Today, majestic steel ships sail across the sea and ocean. But there was a time when the hulls of ships were made exclusively of wood. Not every tree was suitable for building a sailing ship. Ship timber was in special demand among shipbuilders, and the most stringent requirements were imposed on the trunks that were used for the manufacture of masts.
What is a ship forest
During the heyday of sailing shipbuilding, ships were almost entirely made of wood. For this purpose, the so-called timber was used, to which strict requirements were imposed on weight, strength, trunk shape and elasticity. The hardest part was finding the right tree for the sailboat's mast, as it must be able to withstand the severe loads that occur in strong winds.
Traditionally, oak, teak, larch and pine were used to make the main parts of the sailboat hull. These types of wood were best suited for the structure of the ship's frame, her skin and deck deck. For the manufacture of masts, a special ship pine was most often selected, which was distinguished by a straight trunk and sufficient girth. Other types of wood were used for the interior equipment and finishing of ships, which required less material: spruce, ash, valuable mahogany, acacia.
In a number of states, where shipbuilding was one of the leading sectors of the economy, there were protected plantations and whole tracts of forest, which was intended exclusively for the construction of ships. In Russia, the very concept of "ship forest" was introduced by Tsar Peter, who in the early years of the 18th century, by his decree, established ship groves, which were deciduous and coniferous. Here, under the control of the state, especially high-quality species of pine, larch and oak grew. Conventional felling in the ship's forests was strictly prohibited.
In the construction of ships, several types of ship pine were most often used. These include the yellow pine, which mostly grows in central Russia. Its elastic, strong and strong wood was used for the construction of above-deck structural elements, including masts, topmills and yards.
Red pine, typical of the northern regions, with its dry wood, was used for cladding, and also went to the deck flooring. White pine usually grows in wetlands. It was of the worst quality, and therefore was used for those parts that did not require exceptional strength and did not carry a serious load.
The ideal ship pine has a straight, tall, thick and very strong trunk, on which there are practically no flaws. The height of the tree can be different, but the tallest trees were used to make the masts, the trunks of which rose several tens of meters.

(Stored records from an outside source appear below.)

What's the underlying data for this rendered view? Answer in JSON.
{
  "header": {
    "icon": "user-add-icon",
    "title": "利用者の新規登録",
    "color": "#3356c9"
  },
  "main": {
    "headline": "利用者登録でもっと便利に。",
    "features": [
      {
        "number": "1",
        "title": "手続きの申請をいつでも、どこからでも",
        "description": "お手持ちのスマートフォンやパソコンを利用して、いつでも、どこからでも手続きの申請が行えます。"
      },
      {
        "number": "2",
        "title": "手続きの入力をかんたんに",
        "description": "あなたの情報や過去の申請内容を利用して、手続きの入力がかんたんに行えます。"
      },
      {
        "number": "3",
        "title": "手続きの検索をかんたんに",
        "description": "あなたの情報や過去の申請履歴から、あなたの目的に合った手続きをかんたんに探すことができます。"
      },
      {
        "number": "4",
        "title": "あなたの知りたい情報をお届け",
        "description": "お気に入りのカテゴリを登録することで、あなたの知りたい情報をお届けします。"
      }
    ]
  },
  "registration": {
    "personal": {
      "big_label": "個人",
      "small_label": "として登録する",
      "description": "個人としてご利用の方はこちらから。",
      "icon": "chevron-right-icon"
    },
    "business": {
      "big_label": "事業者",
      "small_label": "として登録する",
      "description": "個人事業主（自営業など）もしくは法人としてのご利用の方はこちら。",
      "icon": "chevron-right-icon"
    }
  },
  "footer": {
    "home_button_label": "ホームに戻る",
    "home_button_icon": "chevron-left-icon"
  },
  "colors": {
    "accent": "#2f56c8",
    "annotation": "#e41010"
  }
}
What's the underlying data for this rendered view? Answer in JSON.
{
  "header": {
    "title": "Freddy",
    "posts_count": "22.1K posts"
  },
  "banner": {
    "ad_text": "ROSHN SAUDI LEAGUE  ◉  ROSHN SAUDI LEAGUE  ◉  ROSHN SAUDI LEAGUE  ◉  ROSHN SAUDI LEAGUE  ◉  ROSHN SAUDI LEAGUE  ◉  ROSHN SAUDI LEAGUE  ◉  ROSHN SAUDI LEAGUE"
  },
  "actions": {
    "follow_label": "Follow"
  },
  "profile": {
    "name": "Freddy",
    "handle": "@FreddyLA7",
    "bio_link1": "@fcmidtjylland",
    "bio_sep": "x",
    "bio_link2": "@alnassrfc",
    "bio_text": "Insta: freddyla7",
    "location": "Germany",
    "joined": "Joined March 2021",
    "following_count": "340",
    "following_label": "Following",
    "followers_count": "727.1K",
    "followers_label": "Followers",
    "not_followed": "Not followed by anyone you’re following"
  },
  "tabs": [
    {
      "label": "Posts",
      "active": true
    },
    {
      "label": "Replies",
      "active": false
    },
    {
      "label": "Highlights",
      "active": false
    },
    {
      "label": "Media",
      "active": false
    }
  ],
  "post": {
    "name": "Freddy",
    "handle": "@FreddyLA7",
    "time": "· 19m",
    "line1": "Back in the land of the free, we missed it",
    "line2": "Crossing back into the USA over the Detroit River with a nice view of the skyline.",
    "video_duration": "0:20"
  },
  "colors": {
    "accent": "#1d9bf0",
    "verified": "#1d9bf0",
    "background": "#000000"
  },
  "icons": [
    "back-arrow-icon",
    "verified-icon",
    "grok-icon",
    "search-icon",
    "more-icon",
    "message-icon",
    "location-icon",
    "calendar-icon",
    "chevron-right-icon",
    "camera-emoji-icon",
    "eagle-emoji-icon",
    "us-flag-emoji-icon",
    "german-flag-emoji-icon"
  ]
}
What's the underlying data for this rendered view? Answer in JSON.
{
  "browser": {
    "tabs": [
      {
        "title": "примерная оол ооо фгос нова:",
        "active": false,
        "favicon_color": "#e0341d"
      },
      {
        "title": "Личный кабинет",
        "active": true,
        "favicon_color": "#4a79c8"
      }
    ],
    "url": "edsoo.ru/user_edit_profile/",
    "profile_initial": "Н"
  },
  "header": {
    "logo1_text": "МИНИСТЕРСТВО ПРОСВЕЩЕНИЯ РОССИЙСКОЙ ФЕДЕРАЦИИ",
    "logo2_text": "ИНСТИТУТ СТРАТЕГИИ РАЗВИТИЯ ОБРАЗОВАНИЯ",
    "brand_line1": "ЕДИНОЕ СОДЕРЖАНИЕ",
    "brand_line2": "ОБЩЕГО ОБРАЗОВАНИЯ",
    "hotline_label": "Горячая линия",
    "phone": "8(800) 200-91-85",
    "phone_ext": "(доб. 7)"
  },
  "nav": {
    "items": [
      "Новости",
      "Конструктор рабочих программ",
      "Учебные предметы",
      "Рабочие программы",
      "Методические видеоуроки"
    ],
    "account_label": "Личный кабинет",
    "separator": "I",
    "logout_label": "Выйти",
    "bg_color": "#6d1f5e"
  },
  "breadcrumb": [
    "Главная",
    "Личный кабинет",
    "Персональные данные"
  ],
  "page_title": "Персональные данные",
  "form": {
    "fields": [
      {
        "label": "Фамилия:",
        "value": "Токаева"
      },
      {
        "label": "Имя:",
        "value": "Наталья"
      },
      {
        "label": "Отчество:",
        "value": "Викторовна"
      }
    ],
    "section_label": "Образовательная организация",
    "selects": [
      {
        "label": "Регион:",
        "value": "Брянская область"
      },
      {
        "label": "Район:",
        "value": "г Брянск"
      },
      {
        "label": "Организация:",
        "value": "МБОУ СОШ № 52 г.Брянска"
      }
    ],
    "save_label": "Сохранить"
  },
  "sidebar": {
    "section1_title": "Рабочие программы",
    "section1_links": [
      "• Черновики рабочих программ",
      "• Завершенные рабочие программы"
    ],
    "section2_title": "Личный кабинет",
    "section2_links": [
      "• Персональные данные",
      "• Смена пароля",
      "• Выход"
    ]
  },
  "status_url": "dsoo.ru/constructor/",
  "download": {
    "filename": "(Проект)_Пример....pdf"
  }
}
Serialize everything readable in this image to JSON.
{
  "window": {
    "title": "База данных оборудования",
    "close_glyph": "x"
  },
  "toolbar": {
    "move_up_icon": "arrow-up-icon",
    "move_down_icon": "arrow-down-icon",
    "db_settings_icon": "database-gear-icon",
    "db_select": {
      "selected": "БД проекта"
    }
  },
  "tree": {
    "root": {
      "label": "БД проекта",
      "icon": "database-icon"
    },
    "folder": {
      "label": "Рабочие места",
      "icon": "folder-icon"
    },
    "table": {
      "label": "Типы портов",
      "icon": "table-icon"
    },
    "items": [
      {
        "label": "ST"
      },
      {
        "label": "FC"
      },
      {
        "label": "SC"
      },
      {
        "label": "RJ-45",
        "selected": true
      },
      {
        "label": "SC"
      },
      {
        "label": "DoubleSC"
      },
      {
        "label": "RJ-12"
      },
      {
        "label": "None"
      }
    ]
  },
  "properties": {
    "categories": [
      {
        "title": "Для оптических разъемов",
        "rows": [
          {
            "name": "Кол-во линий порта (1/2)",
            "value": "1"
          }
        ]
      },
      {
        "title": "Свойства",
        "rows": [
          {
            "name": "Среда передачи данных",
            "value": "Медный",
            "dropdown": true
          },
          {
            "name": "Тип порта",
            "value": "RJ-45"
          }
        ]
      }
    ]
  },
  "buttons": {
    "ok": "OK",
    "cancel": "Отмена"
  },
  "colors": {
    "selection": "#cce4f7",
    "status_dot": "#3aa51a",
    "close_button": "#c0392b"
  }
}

Ship pine wood is usually moderately resinous, with a hard core. To reach this state, the tree must grow for several decades in favorable conditions. The best specimens of ship pine reached an age of one hundred years, had up to 40 m in height and up to half a meter in diameter.